The Brotherhood is vehemently opposed to Syrian president Bashar al-Assad and supports the uprising against him.
But as president, Morsi is not expected to radically change his country’s foreign policy, especially towards Israel, in which the military is expected to exercise its clout.
In a Friday speech before tens of thousands of supporters in Cairo’s Tahrir Square, the epicentre of the revolt that ousted Mubarak, he said that he would insist on retaining all the presidency’s powers.
“I renounce none of the prerogatives of president,” he told his supporters, adding: “You are the source of power and legitimacy.”
“There is no place for anyone or any institution … above this will.”
The SCAF assumed legislative powers after disbanding parliament and also formed a powerful national security council headed by the president but dominated by the generals.
The military also reserves the right to appoint a new constituent assembly should the one elected by parliament be disbanded by a court decision expected on September 1.
The Muslim Brotherhood insists that only parliament can appoint the assembly.
Media reports said Morsi was consulting a cross-section of Egyptian society before appointing a premier and a cabinet made up mostly of technocrats.
In a meeting with newspaper editors reported by most dailies on Friday, he pledged there would be “no Islamisation of state institutions” during his presidency.

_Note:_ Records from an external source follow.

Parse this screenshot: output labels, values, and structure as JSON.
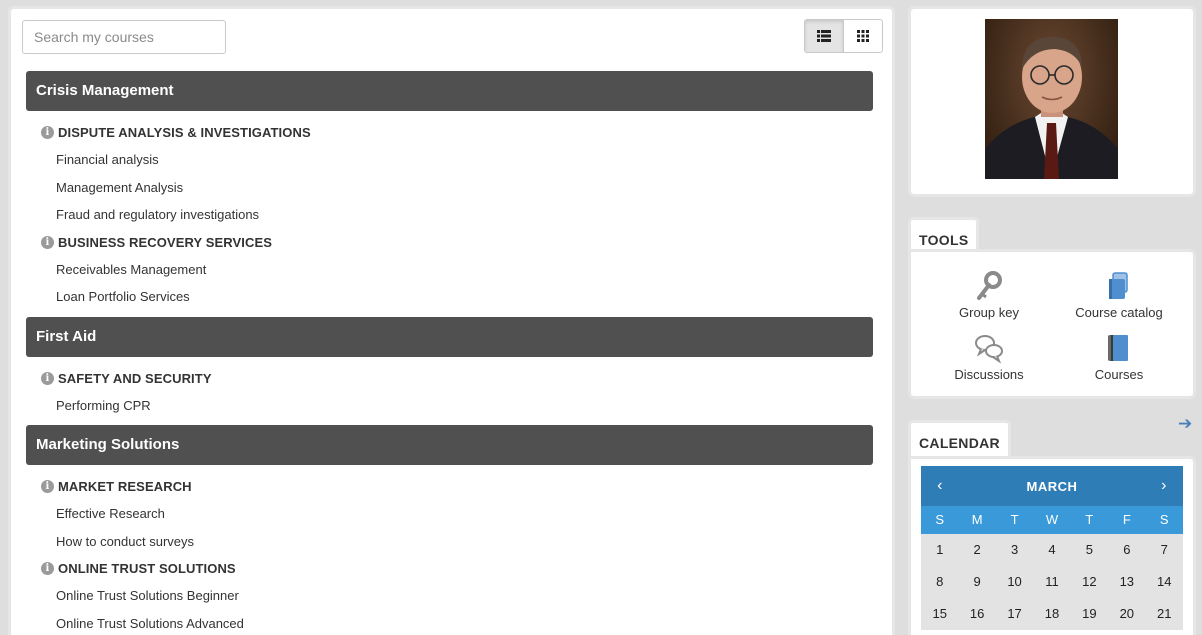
{
  "search": {
    "placeholder": "Search my courses"
  },
  "view_toggle": {
    "list_icon": "list-view-icon",
    "grid_icon": "grid-view-icon",
    "active": "list"
  },
  "categories": [
    {
      "title": "Crisis Management",
      "groups": [
        {
          "title": "DISPUTE ANALYSIS & INVESTIGATIONS",
          "courses": [
            "Financial analysis",
            "Management Analysis",
            "Fraud and regulatory investigations"
          ]
        },
        {
          "title": "BUSINESS RECOVERY SERVICES",
          "courses": [
            "Receivables Management",
            "Loan Portfolio Services"
          ]
        }
      ]
    },
    {
      "title": "First Aid",
      "groups": [
        {
          "title": "SAFETY AND SECURITY",
          "courses": [
            "Performing CPR"
          ]
        }
      ]
    },
    {
      "title": "Marketing Solutions",
      "groups": [
        {
          "title": "MARKET RESEARCH",
          "courses": [
            "Effective Research",
            "How to conduct surveys"
          ]
        },
        {
          "title": "ONLINE TRUST SOLUTIONS",
          "courses": [
            "Online Trust Solutions Beginner",
            "Online Trust Solutions Advanced"
          ]
        }
      ]
    }
  ],
  "tools": {
    "title": "TOOLS",
    "items": [
      {
        "label": "Group key",
        "icon": "key-icon"
      },
      {
        "label": "Course catalog",
        "icon": "catalog-icon"
      },
      {
        "label": "Discussions",
        "icon": "discussions-icon"
      },
      {
        "label": "Courses",
        "icon": "courses-icon"
      }
    ]
  },
  "calendar": {
    "title": "CALENDAR",
    "month": "MARCH",
    "prev": "‹",
    "next": "›",
    "arrow": "➔",
    "weekdays": [
      "S",
      "M",
      "T",
      "W",
      "T",
      "F",
      "S"
    ],
    "weeks": [
      [
        "1",
        "2",
        "3",
        "4",
        "5",
        "6",
        "7"
      ],
      [
        "8",
        "9",
        "10",
        "11",
        "12",
        "13",
        "14"
      ],
      [
        "15",
        "16",
        "17",
        "18",
        "19",
        "20",
        "21"
      ]
    ]
  },
  "colors": {
    "category_header": "#505050",
    "calendar_header": "#2e7db7",
    "calendar_weekdays": "#3a9ad9",
    "tool_icon_blue": "#4f8fcf"
  }
}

Morsi became the Brotherhood’s candidate to succeed Mubarak only after its first choice, Khairat El-Shater, was disqualified. He beat Ahmed Shafiq, Mubarak’s last premier, with 51.73 percent of the vote.
Many had written him off as an uncharismatic substitute, saying he would be unable to muster widespread support.
But the powerful Brotherhood mobilised its formidable resources and supporters behind Morsi, who was appointed last year to head its political arm, the Freedom and Justice Party.